▶ Data records
******

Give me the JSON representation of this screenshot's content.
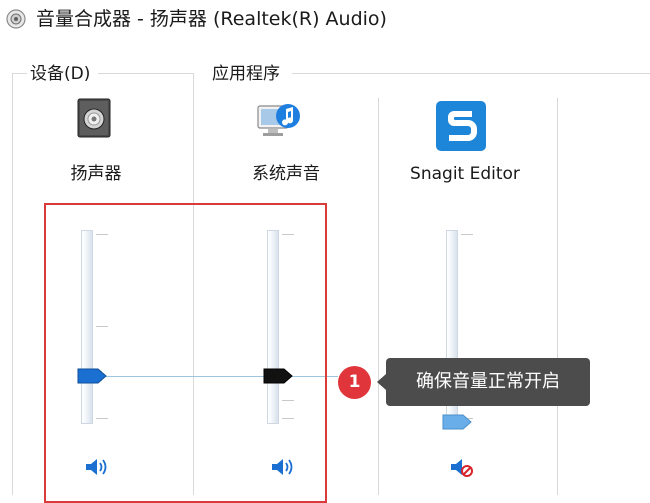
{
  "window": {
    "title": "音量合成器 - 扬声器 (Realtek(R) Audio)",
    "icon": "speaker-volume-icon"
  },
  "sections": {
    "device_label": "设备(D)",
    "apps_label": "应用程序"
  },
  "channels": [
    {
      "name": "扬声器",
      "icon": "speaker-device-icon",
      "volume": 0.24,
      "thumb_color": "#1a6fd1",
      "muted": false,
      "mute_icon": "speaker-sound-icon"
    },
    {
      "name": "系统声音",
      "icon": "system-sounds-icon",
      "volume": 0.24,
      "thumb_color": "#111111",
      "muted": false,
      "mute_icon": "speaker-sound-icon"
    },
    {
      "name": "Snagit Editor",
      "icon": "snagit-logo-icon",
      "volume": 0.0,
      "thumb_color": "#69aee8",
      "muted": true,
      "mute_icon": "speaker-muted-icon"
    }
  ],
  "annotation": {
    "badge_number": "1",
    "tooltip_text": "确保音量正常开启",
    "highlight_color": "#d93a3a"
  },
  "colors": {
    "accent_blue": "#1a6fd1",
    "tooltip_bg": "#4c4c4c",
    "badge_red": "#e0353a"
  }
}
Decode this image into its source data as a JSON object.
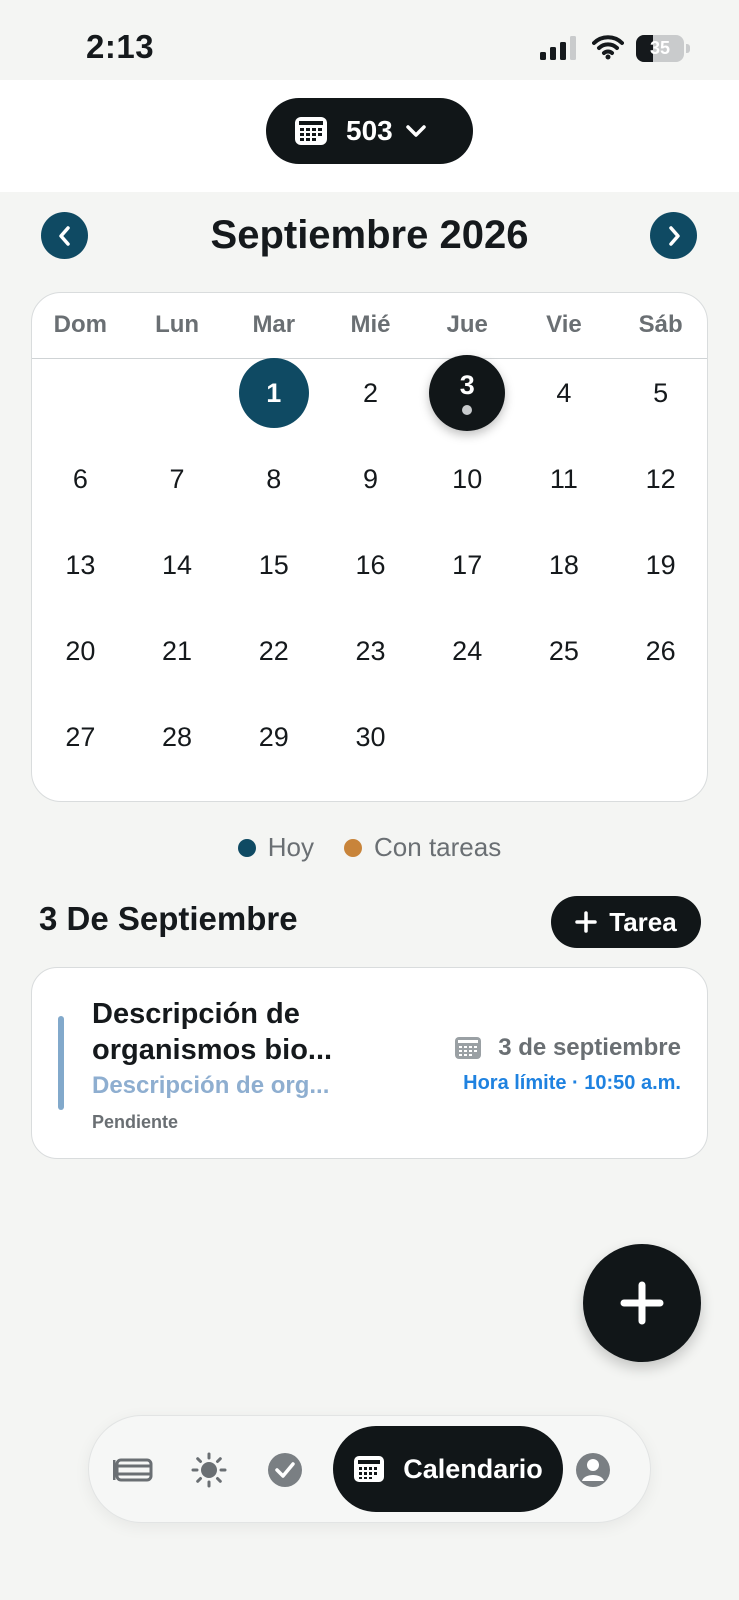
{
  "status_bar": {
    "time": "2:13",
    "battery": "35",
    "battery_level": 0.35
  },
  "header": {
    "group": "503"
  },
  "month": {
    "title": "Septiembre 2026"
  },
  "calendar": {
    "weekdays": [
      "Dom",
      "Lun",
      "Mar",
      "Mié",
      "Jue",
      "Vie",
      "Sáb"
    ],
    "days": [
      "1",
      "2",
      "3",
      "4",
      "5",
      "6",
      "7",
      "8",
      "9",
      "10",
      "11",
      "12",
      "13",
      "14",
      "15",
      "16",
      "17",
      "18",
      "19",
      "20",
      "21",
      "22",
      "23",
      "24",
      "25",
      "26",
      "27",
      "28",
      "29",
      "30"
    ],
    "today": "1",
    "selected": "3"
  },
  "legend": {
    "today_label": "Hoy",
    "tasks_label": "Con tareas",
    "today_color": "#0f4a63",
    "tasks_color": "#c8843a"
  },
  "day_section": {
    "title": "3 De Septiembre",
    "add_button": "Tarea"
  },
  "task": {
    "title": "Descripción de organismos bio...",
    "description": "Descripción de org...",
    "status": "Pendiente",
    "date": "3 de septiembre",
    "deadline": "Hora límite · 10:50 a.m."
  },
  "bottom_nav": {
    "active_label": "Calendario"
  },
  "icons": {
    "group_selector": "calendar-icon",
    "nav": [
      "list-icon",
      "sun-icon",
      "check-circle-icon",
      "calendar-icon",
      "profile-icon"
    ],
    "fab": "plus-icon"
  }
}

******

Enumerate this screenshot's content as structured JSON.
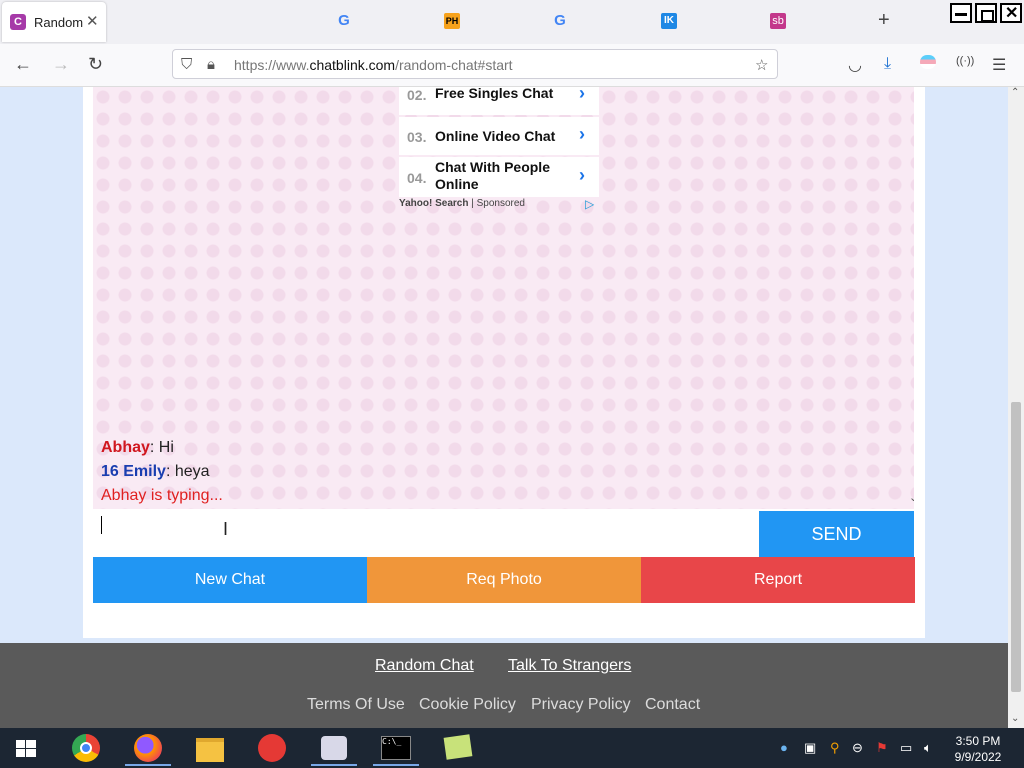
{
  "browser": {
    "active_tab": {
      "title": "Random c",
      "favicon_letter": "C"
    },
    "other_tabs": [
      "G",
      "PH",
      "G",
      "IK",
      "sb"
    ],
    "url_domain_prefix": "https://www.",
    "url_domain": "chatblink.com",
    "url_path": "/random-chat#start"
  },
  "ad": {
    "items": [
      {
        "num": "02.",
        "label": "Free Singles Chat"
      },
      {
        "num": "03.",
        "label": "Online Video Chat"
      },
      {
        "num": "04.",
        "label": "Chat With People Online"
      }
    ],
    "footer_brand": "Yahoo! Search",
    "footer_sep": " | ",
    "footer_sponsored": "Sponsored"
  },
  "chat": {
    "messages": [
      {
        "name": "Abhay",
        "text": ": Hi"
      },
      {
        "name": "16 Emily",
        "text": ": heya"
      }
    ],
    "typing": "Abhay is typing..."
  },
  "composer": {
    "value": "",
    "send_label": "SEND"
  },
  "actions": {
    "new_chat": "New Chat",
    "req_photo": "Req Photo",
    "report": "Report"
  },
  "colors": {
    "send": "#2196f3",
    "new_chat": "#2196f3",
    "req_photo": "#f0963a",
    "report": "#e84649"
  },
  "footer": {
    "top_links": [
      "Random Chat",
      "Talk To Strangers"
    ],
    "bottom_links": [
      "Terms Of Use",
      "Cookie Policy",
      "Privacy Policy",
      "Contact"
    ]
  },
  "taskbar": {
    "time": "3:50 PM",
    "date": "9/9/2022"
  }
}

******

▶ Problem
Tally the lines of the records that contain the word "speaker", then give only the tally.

▶ Answer to this exercise
5